Until the biggies realised that they could provide bodies and also get projects to work on. That effectively killed the small timer bodyshops. Then came large scale IT contracts, driven primarily by manpower. Large projects, indistinct milestones and a lot of throwing people at the problem method of IT. In some sense this was the golden age - rather the easy days of Indian IT. You got a large project, you married it, you settled down, it delivered greenbacks to the company, green card to the employees and all was well. Along with this came large maintenance projects, support projects on all sorts of obscure software. This could have been milked for only so long and many of the smart companies realized this by diversifying into enterprise apps and started building their own apps and platforms and so on.
But let us stay here for a moment. Till this point, IT companies hired the best manpower (and they scaled up and did whatever was asked of them) and sent them abroad. But as time progressed and margins shrank, the companies went down the skill scale and hired almost anybody they could find. This was the time when I was interviewing people with 4 years experience and many of them told me that they had done enough coding and now wanted to get into people management.
(It was also the time the best people stopped coming into IT services. They sought careers with product companies that, by then, had set shop in India. Apart from pay packets, they gave them a lot more meaningful stuff to work on.)
People management was the name of the game at that point. Everybody wanted to be a people manager. If you were a good technologist and wanted to just be that, it was tough - though some companies let such people be. In my mind, this was an inflection point - because it dumbed down skills of some really hungry folks and made them complacent (they sure deserve a share of a blame of that - not just the companies). People management also came with administrative management - the quintessential middle management - who basically worked as couriers between US and India, or onsite and offshore or top management and the guys who actually did the work. They delivered status reports, forecasts, metrics, filled up xl sheets, had regular conference calls and had designations. Communication skill was a prized asset.
The smart companies in the meantime, figured out that tapping India for development was a smart thing to do. The product companies and some analytics companies figured this out and attracted the best and brightest in the industry. (Aside: the analytics guys are shining brighter than ever than any other part of the industry).
For the companies who did not stress on skill, the stress on project and people management is coming to bite them back. For companies because of a huge layer of flab at the middle lever. For people, because they have no skill to fall back upon. As Karthik says, the end of experience.

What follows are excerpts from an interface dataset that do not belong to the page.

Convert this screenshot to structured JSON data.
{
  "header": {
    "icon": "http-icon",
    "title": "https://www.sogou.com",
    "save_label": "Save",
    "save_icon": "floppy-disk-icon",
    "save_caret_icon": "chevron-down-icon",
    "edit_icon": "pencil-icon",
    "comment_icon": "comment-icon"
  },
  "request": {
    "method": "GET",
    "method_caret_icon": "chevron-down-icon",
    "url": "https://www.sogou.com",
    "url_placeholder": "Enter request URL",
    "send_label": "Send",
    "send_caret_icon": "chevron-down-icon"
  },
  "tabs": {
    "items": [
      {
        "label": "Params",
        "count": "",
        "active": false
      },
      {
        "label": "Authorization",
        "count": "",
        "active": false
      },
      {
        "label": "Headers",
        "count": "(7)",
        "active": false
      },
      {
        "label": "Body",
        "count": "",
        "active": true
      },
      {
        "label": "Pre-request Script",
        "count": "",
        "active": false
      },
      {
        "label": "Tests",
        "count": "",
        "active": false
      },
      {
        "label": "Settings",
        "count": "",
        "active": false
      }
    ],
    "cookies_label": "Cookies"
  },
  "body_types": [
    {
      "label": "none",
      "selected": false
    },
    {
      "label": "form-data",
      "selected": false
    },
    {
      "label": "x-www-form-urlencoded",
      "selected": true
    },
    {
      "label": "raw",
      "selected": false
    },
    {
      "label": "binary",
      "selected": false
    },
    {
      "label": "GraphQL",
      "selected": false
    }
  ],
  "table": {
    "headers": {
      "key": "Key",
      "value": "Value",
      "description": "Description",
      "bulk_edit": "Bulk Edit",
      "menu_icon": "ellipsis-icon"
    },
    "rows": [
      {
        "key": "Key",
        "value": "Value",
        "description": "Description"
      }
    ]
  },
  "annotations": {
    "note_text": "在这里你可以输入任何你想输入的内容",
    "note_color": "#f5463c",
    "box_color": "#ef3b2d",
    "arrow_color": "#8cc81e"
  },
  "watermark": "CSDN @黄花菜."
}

And if you were in the industry this was visible a few years ago, just that people and companies refused to acknowledge it. A few companies I know were looking for hands on experience of 15 years while just a few years ago, at that experience all they wanted was management.

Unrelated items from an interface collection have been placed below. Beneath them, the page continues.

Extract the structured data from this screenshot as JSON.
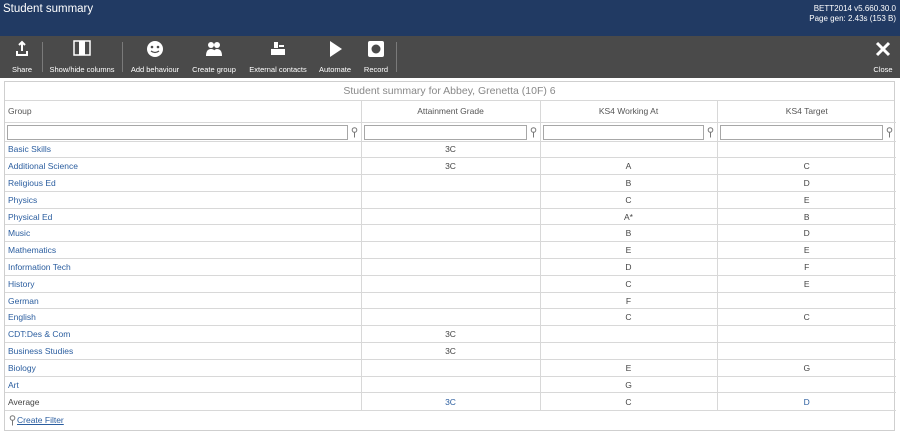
{
  "header": {
    "title": "Student summary",
    "version": "BETT2014 v5.660.30.0",
    "page_gen": "Page gen: 2.43s (153 B)"
  },
  "toolbar": {
    "share": "Share",
    "show_hide": "Show/hide columns",
    "add_behaviour": "Add behaviour",
    "create_group": "Create group",
    "external_contacts": "External contacts",
    "automate": "Automate",
    "record": "Record",
    "close": "Close"
  },
  "grid": {
    "caption": "Student summary for Abbey, Grenetta (10F) 6",
    "columns": [
      "Group",
      "Attainment Grade",
      "KS4 Working At",
      "KS4 Target"
    ],
    "rows": [
      [
        "Basic Skills",
        "3C",
        "",
        ""
      ],
      [
        "Additional Science",
        "3C",
        "A",
        "C"
      ],
      [
        "Religious Ed",
        "",
        "B",
        "D"
      ],
      [
        "Physics",
        "",
        "C",
        "E"
      ],
      [
        "Physical Ed",
        "",
        "A*",
        "B"
      ],
      [
        "Music",
        "",
        "B",
        "D"
      ],
      [
        "Mathematics",
        "",
        "E",
        "E"
      ],
      [
        "Information Tech",
        "",
        "D",
        "F"
      ],
      [
        "History",
        "",
        "C",
        "E"
      ],
      [
        "German",
        "",
        "F",
        ""
      ],
      [
        "English",
        "",
        "C",
        "C"
      ],
      [
        "CDT:Des & Com",
        "3C",
        "",
        ""
      ],
      [
        "Business Studies",
        "3C",
        "",
        ""
      ],
      [
        "Biology",
        "",
        "E",
        "G"
      ],
      [
        "Art",
        "",
        "G",
        ""
      ]
    ],
    "average": [
      "Average",
      "3C",
      "C",
      "D"
    ],
    "create_filter": "Create Filter"
  }
}
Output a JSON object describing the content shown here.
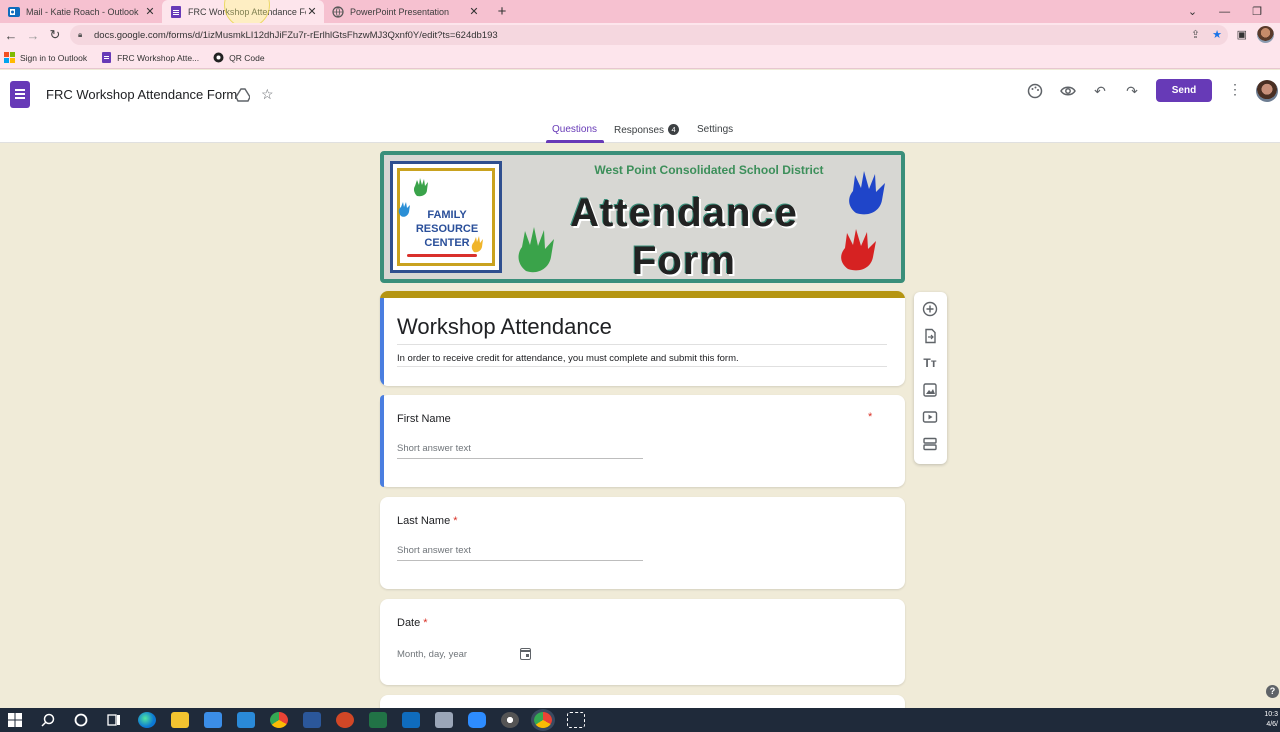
{
  "browser": {
    "tabs": [
      {
        "title": "Mail - Katie Roach - Outlook",
        "icon": "outlook-icon",
        "active": false
      },
      {
        "title": "FRC Workshop Attendance Form",
        "icon": "forms-icon",
        "active": true
      },
      {
        "title": "PowerPoint Presentation",
        "icon": "globe-icon",
        "active": false
      }
    ],
    "url": "docs.google.com/forms/d/1izMusmkLI12dhJiFZu7r-rErlhlGtsFhzwMJ3Qxnf0Y/edit?ts=624db193",
    "bookmarks": [
      {
        "label": "Sign in to Outlook",
        "icon": "microsoft-icon"
      },
      {
        "label": "FRC Workshop Atte...",
        "icon": "forms-icon"
      },
      {
        "label": "QR Code",
        "icon": "qr-icon"
      }
    ]
  },
  "header": {
    "doc_title": "FRC Workshop Attendance Form",
    "send_label": "Send",
    "tabs": {
      "questions": "Questions",
      "responses": "Responses",
      "responses_count": "4",
      "settings": "Settings"
    }
  },
  "banner": {
    "district": "West Point Consolidated School District",
    "title_line1": "Attendance",
    "title_line2": "Form",
    "logo_line1": "FAMILY",
    "logo_line2": "RESOURCE",
    "logo_line3": "CENTER"
  },
  "form": {
    "title": "Workshop Attendance",
    "description": "In order to receive credit for attendance, you must complete and submit this form.",
    "questions": [
      {
        "label": "First Name",
        "required": true,
        "placeholder": "Short answer text"
      },
      {
        "label": "Last Name",
        "required": true,
        "placeholder": "Short answer text"
      },
      {
        "label": "Date",
        "required": true,
        "placeholder": "Month, day, year"
      }
    ],
    "required_mark": "*"
  },
  "colors": {
    "accent": "#673ab7",
    "theme_bg": "#f0ebd8",
    "title_bar": "#b59512",
    "focus_bar": "#4a7ee0"
  },
  "taskbar": {
    "time": "10:3",
    "date": "4/6/"
  }
}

This is where the middle management in Indian IT is being asked to shape up or shift out. Either they scale up to handle global responsibilities or they get out of the way and let someone (the Filipinos, the Poles or someone) handle it. This was all the more imperative because as time passed and companies handed over IT contracts to vendors, there was very little tacit knowledge left with them - so not only was this as a shift, it was also a necessity.
Those who survived this phase with skills did very well - and are in hot demand now. But those who stayed in people management careers are facing very few options today - unless they have scaled to that level of management.
And that is where the industry is today. Greater automation, smarter applications, lesser need for people, lower margins, move to mobile, the cloud - that eliminates the need for a large IT infra at every company and so on and so forth. Many reasons for this to happen.
This inflection point, as usual, has all the wailers crying that this is the end of Indian IT, but hold on to those dirges. Watch how Infosys has hired a product guy to turn it around. Watch how the others are shifting themselves into different skills to stay relevant. And then there are the apps. And the products. And watch the product companies from India - quite a few of them have scaled up to develop stuff from here. And that is the future.
Will they all make it? Most likely not. Will it throw a new set of stars? Almost sure that they will. There are a bunch of start ups trying out their skills. A lot of them are in the mobile space. Will the Indian IT industry stay relevant? I am and continue to be a fan of Indian IT and I believe that it will see this through and enter a stronger phase.
This inflection point though, is tougher than the earlier one - this one demands skills.
Lets see what happens. In the meantime, if you are a new entrant in this industry or aspiring to get into it, learn coding. Stay coding. Go deeper. Get better. Improve. Learn every single day. Stay hands on. Don't lose sight of what got you here.
And stay out of bullshit bingo terms like People Manager.